Material for the task:
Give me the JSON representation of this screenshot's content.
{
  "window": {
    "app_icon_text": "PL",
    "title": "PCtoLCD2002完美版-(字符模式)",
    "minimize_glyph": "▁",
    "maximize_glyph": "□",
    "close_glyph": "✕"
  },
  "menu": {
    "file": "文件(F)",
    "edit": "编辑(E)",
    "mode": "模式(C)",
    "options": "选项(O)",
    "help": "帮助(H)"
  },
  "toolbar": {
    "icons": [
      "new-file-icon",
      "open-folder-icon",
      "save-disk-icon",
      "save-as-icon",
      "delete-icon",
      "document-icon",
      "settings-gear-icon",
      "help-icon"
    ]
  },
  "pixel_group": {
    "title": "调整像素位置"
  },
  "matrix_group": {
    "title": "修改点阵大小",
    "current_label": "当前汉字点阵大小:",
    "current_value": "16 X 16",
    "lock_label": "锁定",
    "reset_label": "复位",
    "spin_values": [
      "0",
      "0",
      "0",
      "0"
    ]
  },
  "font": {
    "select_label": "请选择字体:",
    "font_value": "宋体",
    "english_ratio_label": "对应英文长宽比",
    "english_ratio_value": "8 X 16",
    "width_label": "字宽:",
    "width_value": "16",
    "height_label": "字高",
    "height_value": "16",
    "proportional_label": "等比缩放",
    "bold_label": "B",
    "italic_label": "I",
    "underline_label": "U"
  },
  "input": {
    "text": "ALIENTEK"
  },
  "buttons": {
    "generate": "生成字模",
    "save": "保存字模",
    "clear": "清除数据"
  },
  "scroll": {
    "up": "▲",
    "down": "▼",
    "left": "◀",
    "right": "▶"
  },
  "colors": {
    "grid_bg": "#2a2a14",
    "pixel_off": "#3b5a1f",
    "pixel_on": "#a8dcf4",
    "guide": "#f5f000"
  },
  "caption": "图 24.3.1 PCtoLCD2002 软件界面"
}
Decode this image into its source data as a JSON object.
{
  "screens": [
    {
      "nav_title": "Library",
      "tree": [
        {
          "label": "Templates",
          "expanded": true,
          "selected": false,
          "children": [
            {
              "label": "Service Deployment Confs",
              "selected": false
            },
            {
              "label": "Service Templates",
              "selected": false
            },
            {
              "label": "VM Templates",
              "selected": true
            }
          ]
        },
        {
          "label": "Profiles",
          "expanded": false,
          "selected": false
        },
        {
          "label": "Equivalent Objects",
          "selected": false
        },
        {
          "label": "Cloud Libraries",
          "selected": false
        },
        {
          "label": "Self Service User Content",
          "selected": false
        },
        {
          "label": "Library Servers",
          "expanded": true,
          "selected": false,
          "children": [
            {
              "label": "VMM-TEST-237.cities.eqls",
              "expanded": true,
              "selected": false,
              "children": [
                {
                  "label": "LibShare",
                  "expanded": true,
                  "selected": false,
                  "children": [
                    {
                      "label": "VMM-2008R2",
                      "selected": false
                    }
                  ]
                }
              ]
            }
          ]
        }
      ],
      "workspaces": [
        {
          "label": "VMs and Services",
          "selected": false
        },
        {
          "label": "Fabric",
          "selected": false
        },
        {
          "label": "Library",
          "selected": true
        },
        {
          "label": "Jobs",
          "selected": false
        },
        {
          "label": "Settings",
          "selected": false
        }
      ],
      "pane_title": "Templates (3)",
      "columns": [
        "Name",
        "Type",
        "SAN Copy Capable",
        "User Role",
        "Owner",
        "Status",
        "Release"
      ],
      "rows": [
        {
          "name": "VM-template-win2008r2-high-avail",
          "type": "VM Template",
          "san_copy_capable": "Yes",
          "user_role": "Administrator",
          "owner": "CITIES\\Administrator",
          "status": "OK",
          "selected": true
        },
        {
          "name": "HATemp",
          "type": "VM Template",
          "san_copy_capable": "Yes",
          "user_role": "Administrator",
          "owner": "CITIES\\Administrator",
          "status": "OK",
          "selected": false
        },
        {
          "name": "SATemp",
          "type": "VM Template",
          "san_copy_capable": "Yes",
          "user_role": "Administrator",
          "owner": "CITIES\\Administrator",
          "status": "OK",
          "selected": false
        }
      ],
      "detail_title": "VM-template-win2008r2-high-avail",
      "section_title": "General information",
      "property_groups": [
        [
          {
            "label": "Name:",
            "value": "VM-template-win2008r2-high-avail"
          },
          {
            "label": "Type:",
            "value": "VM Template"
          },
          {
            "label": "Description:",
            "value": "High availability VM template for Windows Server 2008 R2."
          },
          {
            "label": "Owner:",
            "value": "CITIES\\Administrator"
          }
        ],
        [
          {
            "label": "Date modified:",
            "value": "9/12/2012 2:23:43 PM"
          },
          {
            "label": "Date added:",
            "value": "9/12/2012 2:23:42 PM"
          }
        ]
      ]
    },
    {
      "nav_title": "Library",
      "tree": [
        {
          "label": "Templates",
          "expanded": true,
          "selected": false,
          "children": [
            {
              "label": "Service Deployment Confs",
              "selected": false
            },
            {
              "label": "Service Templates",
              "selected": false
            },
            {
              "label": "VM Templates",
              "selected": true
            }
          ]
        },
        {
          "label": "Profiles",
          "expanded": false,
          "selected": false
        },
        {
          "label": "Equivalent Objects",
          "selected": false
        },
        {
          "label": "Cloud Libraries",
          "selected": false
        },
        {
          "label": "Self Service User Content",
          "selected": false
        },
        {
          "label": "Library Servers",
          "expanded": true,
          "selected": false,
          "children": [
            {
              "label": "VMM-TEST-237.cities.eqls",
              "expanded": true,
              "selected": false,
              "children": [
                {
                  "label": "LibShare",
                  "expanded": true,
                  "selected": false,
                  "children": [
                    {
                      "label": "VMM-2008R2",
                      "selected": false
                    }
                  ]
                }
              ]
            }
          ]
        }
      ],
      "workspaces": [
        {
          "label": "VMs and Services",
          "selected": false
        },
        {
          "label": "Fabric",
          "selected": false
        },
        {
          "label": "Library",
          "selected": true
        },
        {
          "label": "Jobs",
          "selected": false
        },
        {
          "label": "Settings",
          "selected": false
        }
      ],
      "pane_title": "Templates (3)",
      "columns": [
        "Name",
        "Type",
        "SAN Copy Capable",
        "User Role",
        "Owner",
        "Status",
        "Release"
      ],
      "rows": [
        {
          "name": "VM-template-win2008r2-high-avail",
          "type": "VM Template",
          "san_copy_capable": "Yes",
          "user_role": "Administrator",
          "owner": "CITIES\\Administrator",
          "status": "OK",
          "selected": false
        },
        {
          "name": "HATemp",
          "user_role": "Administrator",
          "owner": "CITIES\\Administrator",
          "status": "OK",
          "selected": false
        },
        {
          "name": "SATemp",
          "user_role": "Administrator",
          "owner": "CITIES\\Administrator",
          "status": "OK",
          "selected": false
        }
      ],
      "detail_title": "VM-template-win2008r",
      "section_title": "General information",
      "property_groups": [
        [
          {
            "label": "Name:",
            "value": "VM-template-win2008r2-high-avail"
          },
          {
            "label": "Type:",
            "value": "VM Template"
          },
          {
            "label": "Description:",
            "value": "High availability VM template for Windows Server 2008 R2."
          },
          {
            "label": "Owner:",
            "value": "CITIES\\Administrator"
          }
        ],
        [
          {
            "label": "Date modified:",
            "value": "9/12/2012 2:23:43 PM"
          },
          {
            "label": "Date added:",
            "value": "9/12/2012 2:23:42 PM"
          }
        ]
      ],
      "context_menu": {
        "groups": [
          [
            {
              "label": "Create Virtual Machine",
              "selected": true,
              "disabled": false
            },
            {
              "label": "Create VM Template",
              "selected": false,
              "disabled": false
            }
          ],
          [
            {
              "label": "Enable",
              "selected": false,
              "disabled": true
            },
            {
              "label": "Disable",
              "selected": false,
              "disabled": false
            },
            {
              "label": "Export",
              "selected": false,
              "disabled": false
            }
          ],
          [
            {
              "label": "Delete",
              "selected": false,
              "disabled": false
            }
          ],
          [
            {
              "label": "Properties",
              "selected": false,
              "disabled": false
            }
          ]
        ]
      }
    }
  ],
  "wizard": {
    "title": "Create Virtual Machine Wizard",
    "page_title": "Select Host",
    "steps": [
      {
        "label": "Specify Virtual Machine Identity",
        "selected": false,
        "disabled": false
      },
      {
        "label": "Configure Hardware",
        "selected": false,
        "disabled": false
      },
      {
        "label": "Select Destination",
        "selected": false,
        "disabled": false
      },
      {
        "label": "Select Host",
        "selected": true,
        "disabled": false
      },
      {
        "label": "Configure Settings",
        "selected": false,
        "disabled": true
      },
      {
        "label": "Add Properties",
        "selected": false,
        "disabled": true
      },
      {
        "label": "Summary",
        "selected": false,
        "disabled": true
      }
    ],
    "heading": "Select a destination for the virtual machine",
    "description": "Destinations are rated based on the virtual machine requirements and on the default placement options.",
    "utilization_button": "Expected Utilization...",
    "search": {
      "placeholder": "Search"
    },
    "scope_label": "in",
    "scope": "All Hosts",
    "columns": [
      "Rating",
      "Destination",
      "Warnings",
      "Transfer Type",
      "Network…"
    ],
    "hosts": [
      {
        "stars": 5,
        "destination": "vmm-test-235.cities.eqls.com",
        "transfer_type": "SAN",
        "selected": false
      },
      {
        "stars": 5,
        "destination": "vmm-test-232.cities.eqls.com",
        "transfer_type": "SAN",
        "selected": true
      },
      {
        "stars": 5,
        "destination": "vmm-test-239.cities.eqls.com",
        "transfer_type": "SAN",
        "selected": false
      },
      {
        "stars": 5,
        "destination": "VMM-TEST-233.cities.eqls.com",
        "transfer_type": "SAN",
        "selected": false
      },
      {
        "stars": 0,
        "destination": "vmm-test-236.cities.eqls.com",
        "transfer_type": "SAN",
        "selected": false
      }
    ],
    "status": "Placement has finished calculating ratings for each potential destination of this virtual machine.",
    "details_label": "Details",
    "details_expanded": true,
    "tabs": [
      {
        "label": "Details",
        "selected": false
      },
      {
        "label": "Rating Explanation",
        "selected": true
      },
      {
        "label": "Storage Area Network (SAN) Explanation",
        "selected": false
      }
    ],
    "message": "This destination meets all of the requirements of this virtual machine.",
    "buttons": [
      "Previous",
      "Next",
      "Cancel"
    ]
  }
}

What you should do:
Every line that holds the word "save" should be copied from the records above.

Answer box:
      "save-disk-icon",
      "save-as-icon",
    "save": "保存字模",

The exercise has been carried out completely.